We had lunch at a restaurant called Nepenthe, which had a great view. After lunch, we drove to Monterey and saw Cannery Row (think Steinbeck). We then explored other interesting places in the area, including a pier completely covered with sea lions.
The next day, we had lunch with Bill’s extended family at a great local Mexican restaurant. After that, I sent my laptop and a few books and souvenirs (including two abalone shells generously given to me by Bill and Barbara) back home, to make some room in my suitcase. I said farewell to Barbara and Bill, and took the train back to Palo Alto.

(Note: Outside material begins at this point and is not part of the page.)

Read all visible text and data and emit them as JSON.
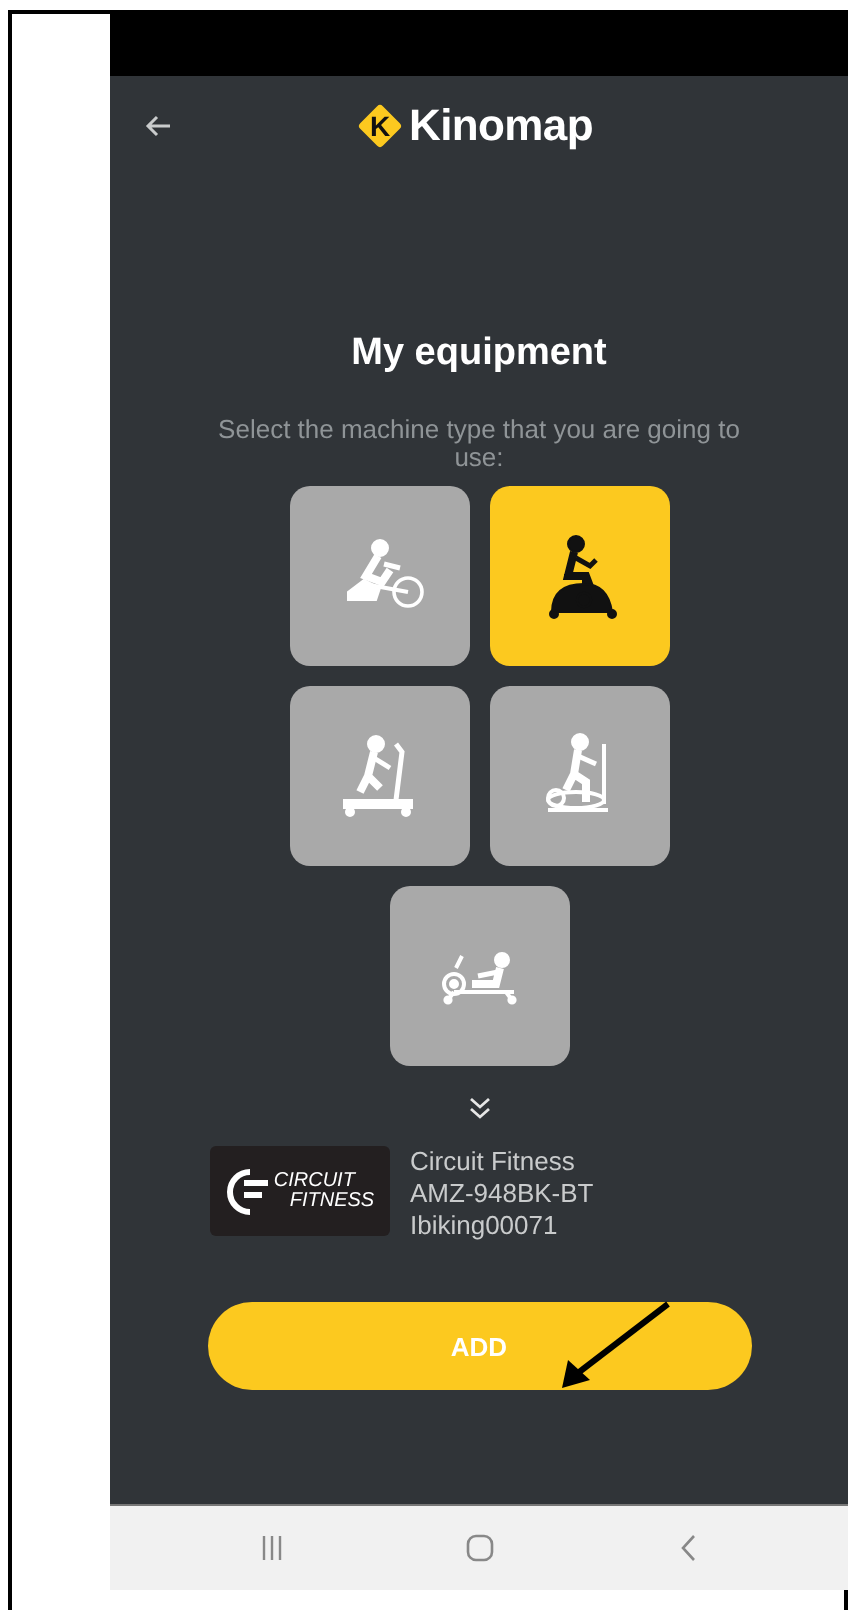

At the station in Palo Alto, I was greeted by a guy called Paulmer, and his son. After settling the matter of how exactly we knew each other (uh, I think my parents are friends with your wife’s sister?), we had dinner at a restaurant called NOLA. Over the course of dinner, Paulmer convinced me that a degree in physics is the way to go. (“Philosophy? What are you going to do with a degree in philosophy?”)

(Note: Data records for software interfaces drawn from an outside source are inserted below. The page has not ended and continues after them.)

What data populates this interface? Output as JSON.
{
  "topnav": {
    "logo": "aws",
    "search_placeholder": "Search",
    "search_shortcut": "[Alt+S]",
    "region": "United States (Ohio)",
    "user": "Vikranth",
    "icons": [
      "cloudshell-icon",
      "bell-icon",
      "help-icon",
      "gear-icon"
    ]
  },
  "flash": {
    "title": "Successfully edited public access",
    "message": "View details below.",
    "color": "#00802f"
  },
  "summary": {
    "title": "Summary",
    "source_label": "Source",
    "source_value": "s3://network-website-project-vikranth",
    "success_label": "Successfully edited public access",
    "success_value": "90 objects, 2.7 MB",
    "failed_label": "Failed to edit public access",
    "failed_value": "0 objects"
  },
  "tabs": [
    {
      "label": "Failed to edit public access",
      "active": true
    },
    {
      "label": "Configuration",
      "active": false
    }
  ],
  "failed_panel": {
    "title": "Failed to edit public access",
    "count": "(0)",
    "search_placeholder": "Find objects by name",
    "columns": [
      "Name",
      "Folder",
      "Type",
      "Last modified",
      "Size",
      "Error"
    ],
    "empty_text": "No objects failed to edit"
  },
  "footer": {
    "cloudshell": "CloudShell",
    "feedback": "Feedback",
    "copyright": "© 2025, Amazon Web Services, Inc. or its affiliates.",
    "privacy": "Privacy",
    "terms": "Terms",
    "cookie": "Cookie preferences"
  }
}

The next day, I took the train into San Francisco. I had come across the concept of “hackerspaces” on the internet a while ago, and I knew that there was one in San Francisco, so I decided to check it out. I took the bus to the Mission district and walked to “Noisebridge”. A tall guy with a trench coat and his associate walked in, both of whom looked oddly familiar (were you in The Matrix?). I followed them inside and entered the hackerspace. Immediately, a guy greeted me and showed me around the place, noting the electronics lab, the woodworking shop, the kitchen, a couple computer labs, a library, a 3D printer, and a ton of scrap electronics and other hackable objects on shelves. The place is run by anarchist principles: there are no staff and it’s all supported by donations. I purchased a couple of electronics kits designed by local DIYers. I spent a while soldering the first one, which has a multicolor LED and a programmable microcontroller that cycles the LED through a sequence of colors. After putting it together, I decided to try my hand at programming it. The difficult part was not actually programming it, but rather coming up with an idea worthy of reprogramming it. After that, I popped into the Linux administration group in one of the computer labs. The group consisted of old guys with beards who looked like they had a great time in the 60s. It wasn’t the most exciting place, so I went back to the electronics lab to solder the second kit. I was a bit hesitant about this one because it used tiny surface-mount (SMD) components, which I had never dealt with before. I ended up having to use a microscope to finish it. All in all, it was a fun day and an intriguing concept.
The next day, I had some coffee, some pizza, and flew to China.